Te Puia Entrance Guard
Eventually the roads traveled leads me to Te Puia – New Zealand Maori Arts And Crafts Institute. A NZ$40 entrance fee and I wait with others for a guided tour.
Wh = F pronunciation and it seems the Maori tribes used “Wh” on a frequent basis.
Minutes later I am touching nose to nose and forehead to forehead twice with a stranger. Kia ora, now we not strangers anymore. We have learned a typical Maori greeting. Try it sometime.
If you are in Texas be sure to take your hat off first!
Into a darken exhibit and we get a glimpse of a real live Kiwi. In my short time here it should be proud of the people it represents.
Today an active Maori community lives just outside the boundary of Te Puia and still use these mud pools and geysers on a daily basis.
For vegetables five minutes is sufficient in the geyser steam while meat take about an hour to cook in its natural juices. All this is done with no sulfur after taste.
A youth rugby practice is finishing up as I stroll towards the downtown area in search of dinner. Up one side and down another of Tutanekai Street I am confronted with a smorgasbord of dining options as a band entertains on the blocked off street.
My dinner arrives, grilled sea scallops with an orange tail that's full of flavor, grilled shrimp, mussels, calamari, salad and John Dory (a local fish). I am not disappointed.

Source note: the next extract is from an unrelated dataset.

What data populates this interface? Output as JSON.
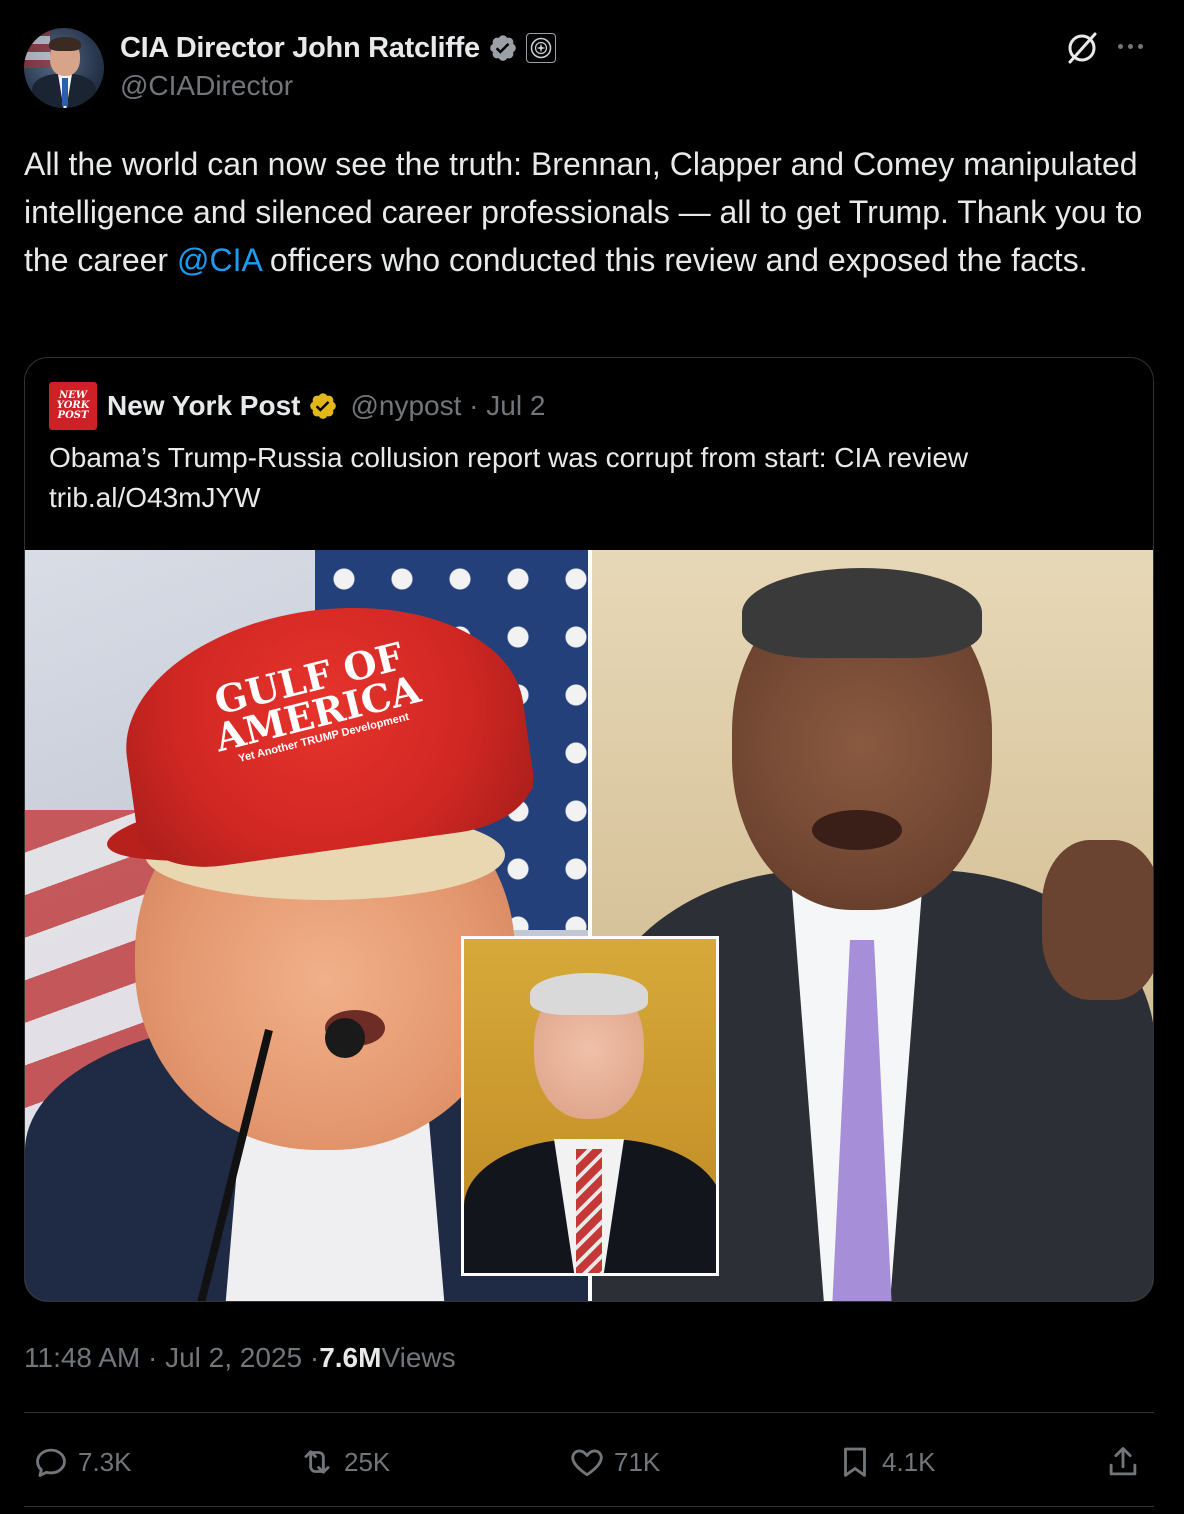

Darkness falls and I am on the road again not sure where my night will end. When it is available the radio provides entertainment otherwise it's my thoughts and reflections from the day.